# [How to complete this task]
Restate every entry verbatim; drop the pictures.

(Dataset rows for apps and sites)
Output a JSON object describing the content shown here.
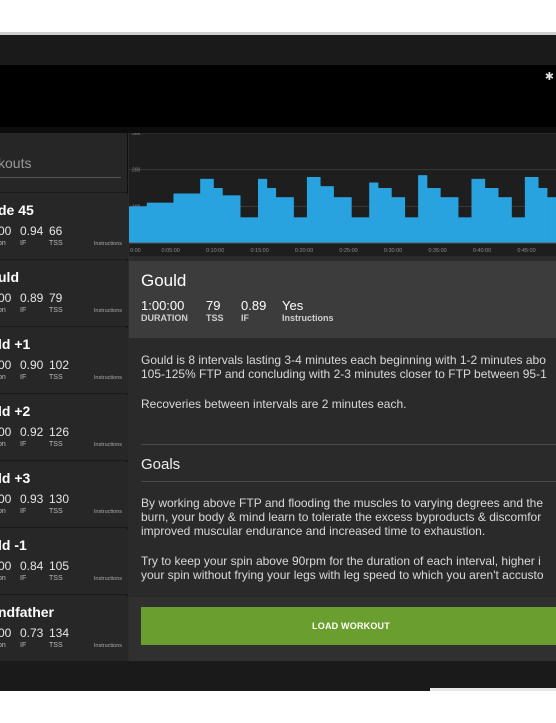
{
  "status": {
    "bluetooth_icon": "bluetooth-icon"
  },
  "sidebar": {
    "header": "kouts",
    "items": [
      {
        "name": "de 45",
        "duration": "00",
        "if": "0.94",
        "tss": "66",
        "duration_label": "on",
        "if_label": "IF",
        "tss_label": "TSS",
        "instructions": "Instructions"
      },
      {
        "name": "uld",
        "duration": "00",
        "if": "0.89",
        "tss": "79",
        "duration_label": "on",
        "if_label": "IF",
        "tss_label": "TSS",
        "instructions": "Instructions"
      },
      {
        "name": "ld +1",
        "duration": "00",
        "if": "0.90",
        "tss": "102",
        "duration_label": "on",
        "if_label": "IF",
        "tss_label": "TSS",
        "instructions": "Instructions"
      },
      {
        "name": "ld +2",
        "duration": "00",
        "if": "0.92",
        "tss": "126",
        "duration_label": "on",
        "if_label": "IF",
        "tss_label": "TSS",
        "instructions": "Instructions"
      },
      {
        "name": "ld +3",
        "duration": "00",
        "if": "0.93",
        "tss": "130",
        "duration_label": "on",
        "if_label": "IF",
        "tss_label": "TSS",
        "instructions": "Instructions"
      },
      {
        "name": "ld -1",
        "duration": "00",
        "if": "0.84",
        "tss": "105",
        "duration_label": "on",
        "if_label": "IF",
        "tss_label": "TSS",
        "instructions": "Instructions"
      },
      {
        "name": "ndfather",
        "duration": "00",
        "if": "0.73",
        "tss": "134",
        "duration_label": "on",
        "if_label": "IF",
        "tss_label": "TSS",
        "instructions": "Instructions"
      }
    ]
  },
  "chart": {
    "y_ticks": [
      "300",
      "200",
      "100"
    ],
    "x_ticks": [
      "0:00",
      "0:05:00",
      "0:10:00",
      "0:15:00",
      "0:20:00",
      "0:25:00",
      "0:30:00",
      "0:35:00",
      "0:40:00",
      "0:45:00"
    ],
    "bar_color": "#29a3e0"
  },
  "chart_data": {
    "type": "area",
    "x_unit": "minutes",
    "ylim": [
      0,
      300
    ],
    "segments": [
      {
        "start": 0,
        "end": 2,
        "y": 100
      },
      {
        "start": 2,
        "end": 5,
        "y": 110
      },
      {
        "start": 5,
        "end": 8,
        "y": 135
      },
      {
        "start": 8,
        "end": 9.5,
        "y": 175
      },
      {
        "start": 9.5,
        "end": 10.5,
        "y": 150
      },
      {
        "start": 10.5,
        "end": 12.5,
        "y": 130
      },
      {
        "start": 12.5,
        "end": 14.5,
        "y": 70
      },
      {
        "start": 14.5,
        "end": 15.5,
        "y": 175
      },
      {
        "start": 15.5,
        "end": 16.5,
        "y": 150
      },
      {
        "start": 16.5,
        "end": 18.5,
        "y": 125
      },
      {
        "start": 18.5,
        "end": 20,
        "y": 70
      },
      {
        "start": 20,
        "end": 21.5,
        "y": 180
      },
      {
        "start": 21.5,
        "end": 23,
        "y": 155
      },
      {
        "start": 23,
        "end": 25,
        "y": 125
      },
      {
        "start": 25,
        "end": 27,
        "y": 70
      },
      {
        "start": 27,
        "end": 28,
        "y": 165
      },
      {
        "start": 28,
        "end": 29.5,
        "y": 150
      },
      {
        "start": 29.5,
        "end": 31,
        "y": 125
      },
      {
        "start": 31,
        "end": 32.5,
        "y": 70
      },
      {
        "start": 32.5,
        "end": 33.5,
        "y": 185
      },
      {
        "start": 33.5,
        "end": 35,
        "y": 150
      },
      {
        "start": 35,
        "end": 37,
        "y": 125
      },
      {
        "start": 37,
        "end": 38.5,
        "y": 70
      },
      {
        "start": 38.5,
        "end": 40,
        "y": 175
      },
      {
        "start": 40,
        "end": 41.5,
        "y": 150
      },
      {
        "start": 41.5,
        "end": 43,
        "y": 125
      },
      {
        "start": 43,
        "end": 44.5,
        "y": 70
      },
      {
        "start": 44.5,
        "end": 46,
        "y": 180
      },
      {
        "start": 46,
        "end": 47,
        "y": 150
      },
      {
        "start": 47,
        "end": 48,
        "y": 125
      }
    ]
  },
  "detail": {
    "title": "Gould",
    "stats": [
      {
        "value": "1:00:00",
        "label": "DURATION"
      },
      {
        "value": "79",
        "label": "TSS"
      },
      {
        "value": "0.89",
        "label": "IF"
      },
      {
        "value": "Yes",
        "label": "Instructions"
      }
    ],
    "description_lines": [
      "Gould is 8 intervals lasting 3-4 minutes each beginning with 1-2 minutes abo",
      "105-125% FTP and concluding with 2-3 minutes closer to FTP between 95-1",
      "Recoveries between intervals are 2 minutes each."
    ],
    "goals_heading": "Goals",
    "goals_lines": [
      "By working above FTP and flooding the muscles to varying degrees and the",
      "burn, your body & mind learn to tolerate the excess byproducts & discomfor",
      "improved muscular endurance and increased time to exhaustion.",
      "Try to keep your spin above 90rpm for the duration of each interval, higher i",
      "your spin without frying your legs with leg speed to which you aren't accusto"
    ]
  },
  "actions": {
    "load_label": "LOAD WORKOUT",
    "load_color": "#6a9e2e"
  }
}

# [Written response]
Output a JSON object describing the content shown here.
{
  "status": {
    "bluetooth_icon": "bluetooth-icon"
  },
  "sidebar": {
    "header": "kouts",
    "items": [
      {
        "name": "de 45",
        "duration": "00",
        "if": "0.94",
        "tss": "66",
        "duration_label": "on",
        "if_label": "IF",
        "tss_label": "TSS",
        "instructions": "Instructions"
      },
      {
        "name": "uld",
        "duration": "00",
        "if": "0.89",
        "tss": "79",
        "duration_label": "on",
        "if_label": "IF",
        "tss_label": "TSS",
        "instructions": "Instructions"
      },
      {
        "name": "ld +1",
        "duration": "00",
        "if": "0.90",
        "tss": "102",
        "duration_label": "on",
        "if_label": "IF",
        "tss_label": "TSS",
        "instructions": "Instructions"
      },
      {
        "name": "ld +2",
        "duration": "00",
        "if": "0.92",
        "tss": "126",
        "duration_label": "on",
        "if_label": "IF",
        "tss_label": "TSS",
        "instructions": "Instructions"
      },
      {
        "name": "ld +3",
        "duration": "00",
        "if": "0.93",
        "tss": "130",
        "duration_label": "on",
        "if_label": "IF",
        "tss_label": "TSS",
        "instructions": "Instructions"
      },
      {
        "name": "ld -1",
        "duration": "00",
        "if": "0.84",
        "tss": "105",
        "duration_label": "on",
        "if_label": "IF",
        "tss_label": "TSS",
        "instructions": "Instructions"
      },
      {
        "name": "ndfather",
        "duration": "00",
        "if": "0.73",
        "tss": "134",
        "duration_label": "on",
        "if_label": "IF",
        "tss_label": "TSS",
        "instructions": "Instructions"
      }
    ]
  },
  "chart": {
    "y_ticks": [
      "300",
      "200",
      "100"
    ],
    "x_ticks": [
      "0:00",
      "0:05:00",
      "0:10:00",
      "0:15:00",
      "0:20:00",
      "0:25:00",
      "0:30:00",
      "0:35:00",
      "0:40:00",
      "0:45:00"
    ],
    "bar_color": "#29a3e0"
  },
  "chart_data": {
    "type": "area",
    "x_unit": "minutes",
    "ylim": [
      0,
      300
    ],
    "segments": [
      {
        "start": 0,
        "end": 2,
        "y": 100
      },
      {
        "start": 2,
        "end": 5,
        "y": 110
      },
      {
        "start": 5,
        "end": 8,
        "y": 135
      },
      {
        "start": 8,
        "end": 9.5,
        "y": 175
      },
      {
        "start": 9.5,
        "end": 10.5,
        "y": 150
      },
      {
        "start": 10.5,
        "end": 12.5,
        "y": 130
      },
      {
        "start": 12.5,
        "end": 14.5,
        "y": 70
      },
      {
        "start": 14.5,
        "end": 15.5,
        "y": 175
      },
      {
        "start": 15.5,
        "end": 16.5,
        "y": 150
      },
      {
        "start": 16.5,
        "end": 18.5,
        "y": 125
      },
      {
        "start": 18.5,
        "end": 20,
        "y": 70
      },
      {
        "start": 20,
        "end": 21.5,
        "y": 180
      },
      {
        "start": 21.5,
        "end": 23,
        "y": 155
      },
      {
        "start": 23,
        "end": 25,
        "y": 125
      },
      {
        "start": 25,
        "end": 27,
        "y": 70
      },
      {
        "start": 27,
        "end": 28,
        "y": 165
      },
      {
        "start": 28,
        "end": 29.5,
        "y": 150
      },
      {
        "start": 29.5,
        "end": 31,
        "y": 125
      },
      {
        "start": 31,
        "end": 32.5,
        "y": 70
      },
      {
        "start": 32.5,
        "end": 33.5,
        "y": 185
      },
      {
        "start": 33.5,
        "end": 35,
        "y": 150
      },
      {
        "start": 35,
        "end": 37,
        "y": 125
      },
      {
        "start": 37,
        "end": 38.5,
        "y": 70
      },
      {
        "start": 38.5,
        "end": 40,
        "y": 175
      },
      {
        "start": 40,
        "end": 41.5,
        "y": 150
      },
      {
        "start": 41.5,
        "end": 43,
        "y": 125
      },
      {
        "start": 43,
        "end": 44.5,
        "y": 70
      },
      {
        "start": 44.5,
        "end": 46,
        "y": 180
      },
      {
        "start": 46,
        "end": 47,
        "y": 150
      },
      {
        "start": 47,
        "end": 48,
        "y": 125
      }
    ]
  },
  "detail": {
    "title": "Gould",
    "stats": [
      {
        "value": "1:00:00",
        "label": "DURATION"
      },
      {
        "value": "79",
        "label": "TSS"
      },
      {
        "value": "0.89",
        "label": "IF"
      },
      {
        "value": "Yes",
        "label": "Instructions"
      }
    ],
    "description_lines": [
      "Gould is 8 intervals lasting 3-4 minutes each beginning with 1-2 minutes abo",
      "105-125% FTP and concluding with 2-3 minutes closer to FTP between 95-1",
      "Recoveries between intervals are 2 minutes each."
    ],
    "goals_heading": "Goals",
    "goals_lines": [
      "By working above FTP and flooding the muscles to varying degrees and the",
      "burn, your body & mind learn to tolerate the excess byproducts & discomfor",
      "improved muscular endurance and increased time to exhaustion.",
      "Try to keep your spin above 90rpm for the duration of each interval, higher i",
      "your spin without frying your legs with leg speed to which you aren't accusto"
    ]
  },
  "actions": {
    "load_label": "LOAD WORKOUT",
    "load_color": "#6a9e2e"
  }
}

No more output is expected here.